INSTRUCTIONS TO FOLLOW: Please reproduce all of the entries exactly, without omitting any.

*** EXTRACTED ENTRIES ***

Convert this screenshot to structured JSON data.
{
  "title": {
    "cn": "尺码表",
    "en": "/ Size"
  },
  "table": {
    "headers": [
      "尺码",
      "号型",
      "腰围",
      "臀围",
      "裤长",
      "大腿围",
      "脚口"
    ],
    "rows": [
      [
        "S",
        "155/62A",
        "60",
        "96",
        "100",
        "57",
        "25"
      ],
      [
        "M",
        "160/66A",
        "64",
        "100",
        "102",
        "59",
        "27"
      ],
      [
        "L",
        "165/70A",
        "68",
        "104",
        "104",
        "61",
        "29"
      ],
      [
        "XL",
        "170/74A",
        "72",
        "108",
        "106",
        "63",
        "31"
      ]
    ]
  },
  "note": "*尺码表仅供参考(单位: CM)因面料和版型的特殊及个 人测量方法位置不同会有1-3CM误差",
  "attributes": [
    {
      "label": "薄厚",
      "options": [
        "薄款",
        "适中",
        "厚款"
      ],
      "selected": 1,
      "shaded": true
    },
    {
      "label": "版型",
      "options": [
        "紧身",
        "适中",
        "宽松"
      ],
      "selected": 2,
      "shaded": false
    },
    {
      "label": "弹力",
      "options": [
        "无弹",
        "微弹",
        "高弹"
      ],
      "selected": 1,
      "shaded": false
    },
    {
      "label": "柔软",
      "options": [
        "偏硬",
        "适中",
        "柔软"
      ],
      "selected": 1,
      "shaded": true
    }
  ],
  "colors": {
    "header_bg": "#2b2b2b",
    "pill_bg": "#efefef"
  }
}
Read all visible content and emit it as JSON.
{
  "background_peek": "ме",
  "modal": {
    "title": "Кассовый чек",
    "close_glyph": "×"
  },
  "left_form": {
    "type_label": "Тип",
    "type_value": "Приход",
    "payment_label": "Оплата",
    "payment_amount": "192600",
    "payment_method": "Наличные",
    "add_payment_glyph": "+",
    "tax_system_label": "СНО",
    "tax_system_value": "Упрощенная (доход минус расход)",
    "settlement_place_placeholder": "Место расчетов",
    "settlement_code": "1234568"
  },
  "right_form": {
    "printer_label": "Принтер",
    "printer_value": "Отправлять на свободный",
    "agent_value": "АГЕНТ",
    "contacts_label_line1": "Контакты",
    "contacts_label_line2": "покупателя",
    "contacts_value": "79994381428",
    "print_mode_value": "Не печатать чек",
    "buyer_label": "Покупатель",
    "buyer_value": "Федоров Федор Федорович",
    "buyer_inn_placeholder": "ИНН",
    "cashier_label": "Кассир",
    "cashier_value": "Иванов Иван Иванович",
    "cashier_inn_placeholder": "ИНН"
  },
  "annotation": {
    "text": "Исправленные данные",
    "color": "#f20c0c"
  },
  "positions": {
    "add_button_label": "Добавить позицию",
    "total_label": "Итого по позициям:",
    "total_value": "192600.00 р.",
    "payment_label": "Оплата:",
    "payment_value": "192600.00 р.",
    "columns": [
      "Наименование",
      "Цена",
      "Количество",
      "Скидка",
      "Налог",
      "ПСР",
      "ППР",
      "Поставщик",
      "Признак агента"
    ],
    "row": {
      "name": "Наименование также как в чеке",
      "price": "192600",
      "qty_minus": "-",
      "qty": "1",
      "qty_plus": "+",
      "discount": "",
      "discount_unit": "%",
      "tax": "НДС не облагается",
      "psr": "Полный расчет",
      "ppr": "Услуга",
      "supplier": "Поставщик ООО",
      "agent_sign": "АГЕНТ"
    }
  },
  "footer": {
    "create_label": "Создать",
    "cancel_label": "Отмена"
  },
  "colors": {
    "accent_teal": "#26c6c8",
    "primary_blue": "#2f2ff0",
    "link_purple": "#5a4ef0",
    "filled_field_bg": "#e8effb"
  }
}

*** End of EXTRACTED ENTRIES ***

RESPONSE:
Convert this screenshot to structured JSON data.
{
  "title": {
    "cn": "尺码表",
    "en": "/ Size"
  },
  "table": {
    "headers": [
      "尺码",
      "号型",
      "腰围",
      "臀围",
      "裤长",
      "大腿围",
      "脚口"
    ],
    "rows": [
      [
        "S",
        "155/62A",
        "60",
        "96",
        "100",
        "57",
        "25"
      ],
      [
        "M",
        "160/66A",
        "64",
        "100",
        "102",
        "59",
        "27"
      ],
      [
        "L",
        "165/70A",
        "68",
        "104",
        "104",
        "61",
        "29"
      ],
      [
        "XL",
        "170/74A",
        "72",
        "108",
        "106",
        "63",
        "31"
      ]
    ]
  },
  "note": "*尺码表仅供参考(单位: CM)因面料和版型的特殊及个 人测量方法位置不同会有1-3CM误差",
  "attributes": [
    {
      "label": "薄厚",
      "options": [
        "薄款",
        "适中",
        "厚款"
      ],
      "selected": 1,
      "shaded": true
    },
    {
      "label": "版型",
      "options": [
        "紧身",
        "适中",
        "宽松"
      ],
      "selected": 2,
      "shaded": false
    },
    {
      "label": "弹力",
      "options": [
        "无弹",
        "微弹",
        "高弹"
      ],
      "selected": 1,
      "shaded": false
    },
    {
      "label": "柔软",
      "options": [
        "偏硬",
        "适中",
        "柔软"
      ],
      "selected": 1,
      "shaded": true
    }
  ],
  "colors": {
    "header_bg": "#2b2b2b",
    "pill_bg": "#efefef"
  }
}
Read all visible content and emit it as JSON.
{
  "background_peek": "ме",
  "modal": {
    "title": "Кассовый чек",
    "close_glyph": "×"
  },
  "left_form": {
    "type_label": "Тип",
    "type_value": "Приход",
    "payment_label": "Оплата",
    "payment_amount": "192600",
    "payment_method": "Наличные",
    "add_payment_glyph": "+",
    "tax_system_label": "СНО",
    "tax_system_value": "Упрощенная (доход минус расход)",
    "settlement_place_placeholder": "Место расчетов",
    "settlement_code": "1234568"
  },
  "right_form": {
    "printer_label": "Принтер",
    "printer_value": "Отправлять на свободный",
    "agent_value": "АГЕНТ",
    "contacts_label_line1": "Контакты",
    "contacts_label_line2": "покупателя",
    "contacts_value": "79994381428",
    "print_mode_value": "Не печатать чек",
    "buyer_label": "Покупатель",
    "buyer_value": "Федоров Федор Федорович",
    "buyer_inn_placeholder": "ИНН",
    "cashier_label": "Кассир",
    "cashier_value": "Иванов Иван Иванович",
    "cashier_inn_placeholder": "ИНН"
  },
  "annotation": {
    "text": "Исправленные данные",
    "color": "#f20c0c"
  },
  "positions": {
    "add_button_label": "Добавить позицию",
    "total_label": "Итого по позициям:",
    "total_value": "192600.00 р.",
    "payment_label": "Оплата:",
    "payment_value": "192600.00 р.",
    "columns": [
      "Наименование",
      "Цена",
      "Количество",
      "Скидка",
      "Налог",
      "ПСР",
      "ППР",
      "Поставщик",
      "Признак агента"
    ],
    "row": {
      "name": "Наименование также как в чеке",
      "price": "192600",
      "qty_minus": "-",
      "qty": "1",
      "qty_plus": "+",
      "discount": "",
      "discount_unit": "%",
      "tax": "НДС не облагается",
      "psr": "Полный расчет",
      "ppr": "Услуга",
      "supplier": "Поставщик ООО",
      "agent_sign": "АГЕНТ"
    }
  },
  "footer": {
    "create_label": "Создать",
    "cancel_label": "Отмена"
  },
  "colors": {
    "accent_teal": "#26c6c8",
    "primary_blue": "#2f2ff0",
    "link_purple": "#5a4ef0",
    "filled_field_bg": "#e8effb"
  }
}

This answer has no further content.